PROBLEM DESCRIPTION: Search the listing for "kind" and copy every line where it appears.
-- DATASET follows --
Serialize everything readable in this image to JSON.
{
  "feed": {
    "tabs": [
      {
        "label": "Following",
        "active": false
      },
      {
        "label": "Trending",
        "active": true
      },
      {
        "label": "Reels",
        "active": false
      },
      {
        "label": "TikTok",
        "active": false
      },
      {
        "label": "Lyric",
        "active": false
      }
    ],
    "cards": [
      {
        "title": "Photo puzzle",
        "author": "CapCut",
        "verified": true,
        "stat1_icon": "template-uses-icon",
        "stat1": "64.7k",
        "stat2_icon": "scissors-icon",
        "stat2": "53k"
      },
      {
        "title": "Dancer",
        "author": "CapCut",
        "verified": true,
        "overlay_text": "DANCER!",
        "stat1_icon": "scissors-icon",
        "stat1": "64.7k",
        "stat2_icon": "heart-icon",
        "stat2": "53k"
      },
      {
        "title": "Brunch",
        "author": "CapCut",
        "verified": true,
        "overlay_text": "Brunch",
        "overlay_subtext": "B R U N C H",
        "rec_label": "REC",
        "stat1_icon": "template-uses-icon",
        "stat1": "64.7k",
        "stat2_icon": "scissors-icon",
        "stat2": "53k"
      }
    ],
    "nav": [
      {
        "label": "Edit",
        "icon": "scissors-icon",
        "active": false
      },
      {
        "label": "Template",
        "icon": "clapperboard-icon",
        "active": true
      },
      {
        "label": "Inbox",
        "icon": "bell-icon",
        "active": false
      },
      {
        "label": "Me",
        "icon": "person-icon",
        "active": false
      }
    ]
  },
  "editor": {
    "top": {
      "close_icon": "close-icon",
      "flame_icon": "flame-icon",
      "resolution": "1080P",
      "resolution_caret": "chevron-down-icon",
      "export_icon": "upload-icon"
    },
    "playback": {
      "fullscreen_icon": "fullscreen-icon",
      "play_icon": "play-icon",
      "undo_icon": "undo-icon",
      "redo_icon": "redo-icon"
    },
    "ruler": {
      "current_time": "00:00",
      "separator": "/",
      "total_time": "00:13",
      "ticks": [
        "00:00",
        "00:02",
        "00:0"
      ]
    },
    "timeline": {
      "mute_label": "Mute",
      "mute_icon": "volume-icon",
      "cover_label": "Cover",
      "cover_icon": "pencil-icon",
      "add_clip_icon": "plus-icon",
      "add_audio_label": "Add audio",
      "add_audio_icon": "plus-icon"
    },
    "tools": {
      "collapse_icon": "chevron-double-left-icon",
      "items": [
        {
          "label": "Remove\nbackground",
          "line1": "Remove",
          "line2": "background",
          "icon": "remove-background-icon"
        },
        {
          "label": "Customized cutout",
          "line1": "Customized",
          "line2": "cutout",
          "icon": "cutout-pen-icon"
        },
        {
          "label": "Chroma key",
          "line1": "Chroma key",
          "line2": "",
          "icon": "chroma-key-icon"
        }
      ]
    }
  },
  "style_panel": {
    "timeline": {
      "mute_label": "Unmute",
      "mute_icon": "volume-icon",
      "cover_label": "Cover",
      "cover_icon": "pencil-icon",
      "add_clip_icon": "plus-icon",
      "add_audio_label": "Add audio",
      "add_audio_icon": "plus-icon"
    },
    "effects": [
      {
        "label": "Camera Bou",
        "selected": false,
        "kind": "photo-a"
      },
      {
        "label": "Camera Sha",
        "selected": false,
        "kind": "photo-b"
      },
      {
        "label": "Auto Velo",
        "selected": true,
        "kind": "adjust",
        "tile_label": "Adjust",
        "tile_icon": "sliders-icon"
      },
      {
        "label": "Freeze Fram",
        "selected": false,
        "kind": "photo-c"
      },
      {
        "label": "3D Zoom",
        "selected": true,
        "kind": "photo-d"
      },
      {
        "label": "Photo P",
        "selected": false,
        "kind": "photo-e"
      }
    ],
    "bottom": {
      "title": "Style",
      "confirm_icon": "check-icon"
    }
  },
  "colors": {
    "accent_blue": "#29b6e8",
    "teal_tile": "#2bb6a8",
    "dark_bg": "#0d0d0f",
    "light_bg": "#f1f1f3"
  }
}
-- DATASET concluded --
TASK RESPONSE:
        "kind": "photo-a"
        "kind": "photo-b"
        "kind": "adjust",
        "kind": "photo-c"
        "kind": "photo-d"
        "kind": "photo-e"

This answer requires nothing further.